Saved data entries:
● ● ● ● ● ● ●

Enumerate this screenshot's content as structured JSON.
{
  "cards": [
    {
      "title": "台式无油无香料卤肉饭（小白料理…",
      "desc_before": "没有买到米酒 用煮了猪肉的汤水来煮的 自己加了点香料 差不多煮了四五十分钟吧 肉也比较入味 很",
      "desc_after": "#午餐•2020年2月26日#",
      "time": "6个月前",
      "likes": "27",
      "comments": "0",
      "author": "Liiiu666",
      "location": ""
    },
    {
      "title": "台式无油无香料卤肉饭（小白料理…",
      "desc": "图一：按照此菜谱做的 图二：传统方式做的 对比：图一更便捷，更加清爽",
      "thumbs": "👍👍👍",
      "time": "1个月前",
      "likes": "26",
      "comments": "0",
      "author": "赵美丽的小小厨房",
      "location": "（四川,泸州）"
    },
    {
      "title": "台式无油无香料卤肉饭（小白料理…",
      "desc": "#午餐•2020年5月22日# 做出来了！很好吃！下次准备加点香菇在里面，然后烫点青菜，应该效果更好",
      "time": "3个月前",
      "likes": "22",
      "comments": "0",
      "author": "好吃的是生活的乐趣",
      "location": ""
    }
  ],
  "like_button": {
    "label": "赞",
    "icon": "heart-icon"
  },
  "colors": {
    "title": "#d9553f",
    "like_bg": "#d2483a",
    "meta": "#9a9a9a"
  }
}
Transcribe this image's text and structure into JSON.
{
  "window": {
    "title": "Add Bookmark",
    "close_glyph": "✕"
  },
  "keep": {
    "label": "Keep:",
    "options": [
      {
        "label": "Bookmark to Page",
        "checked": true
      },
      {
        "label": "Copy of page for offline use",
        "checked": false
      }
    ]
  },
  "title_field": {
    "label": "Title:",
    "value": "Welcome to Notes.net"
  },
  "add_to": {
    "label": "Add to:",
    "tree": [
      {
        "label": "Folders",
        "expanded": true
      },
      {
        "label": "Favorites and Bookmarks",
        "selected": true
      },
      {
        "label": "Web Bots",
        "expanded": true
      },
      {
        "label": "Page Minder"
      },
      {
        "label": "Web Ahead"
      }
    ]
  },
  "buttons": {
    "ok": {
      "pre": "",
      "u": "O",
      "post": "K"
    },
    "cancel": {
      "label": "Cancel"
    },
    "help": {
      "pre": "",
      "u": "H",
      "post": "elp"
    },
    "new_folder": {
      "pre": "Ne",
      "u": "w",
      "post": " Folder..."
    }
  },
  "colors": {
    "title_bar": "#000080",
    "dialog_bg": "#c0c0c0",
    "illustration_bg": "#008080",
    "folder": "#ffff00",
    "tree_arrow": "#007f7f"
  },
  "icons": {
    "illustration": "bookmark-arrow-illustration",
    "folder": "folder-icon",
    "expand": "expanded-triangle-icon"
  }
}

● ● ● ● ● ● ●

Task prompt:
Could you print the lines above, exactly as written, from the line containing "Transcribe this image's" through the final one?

Response:
Transcribe this image's text and structure into JSON.
{
  "window": {
    "title": "Add Bookmark",
    "close_glyph": "✕"
  },
  "keep": {
    "label": "Keep:",
    "options": [
      {
        "label": "Bookmark to Page",
        "checked": true
      },
      {
        "label": "Copy of page for offline use",
        "checked": false
      }
    ]
  },
  "title_field": {
    "label": "Title:",
    "value": "Welcome to Notes.net"
  },
  "add_to": {
    "label": "Add to:",
    "tree": [
      {
        "label": "Folders",
        "expanded": true
      },
      {
        "label": "Favorites and Bookmarks",
        "selected": true
      },
      {
        "label": "Web Bots",
        "expanded": true
      },
      {
        "label": "Page Minder"
      },
      {
        "label": "Web Ahead"
      }
    ]
  },
  "buttons": {
    "ok": {
      "pre": "",
      "u": "O",
      "post": "K"
    },
    "cancel": {
      "label": "Cancel"
    },
    "help": {
      "pre": "",
      "u": "H",
      "post": "elp"
    },
    "new_folder": {
      "pre": "Ne",
      "u": "w",
      "post": " Folder..."
    }
  },
  "colors": {
    "title_bar": "#000080",
    "dialog_bg": "#c0c0c0",
    "illustration_bg": "#008080",
    "folder": "#ffff00",
    "tree_arrow": "#007f7f"
  },
  "icons": {
    "illustration": "bookmark-arrow-illustration",
    "folder": "folder-icon",
    "expand": "expanded-triangle-icon"
  }
}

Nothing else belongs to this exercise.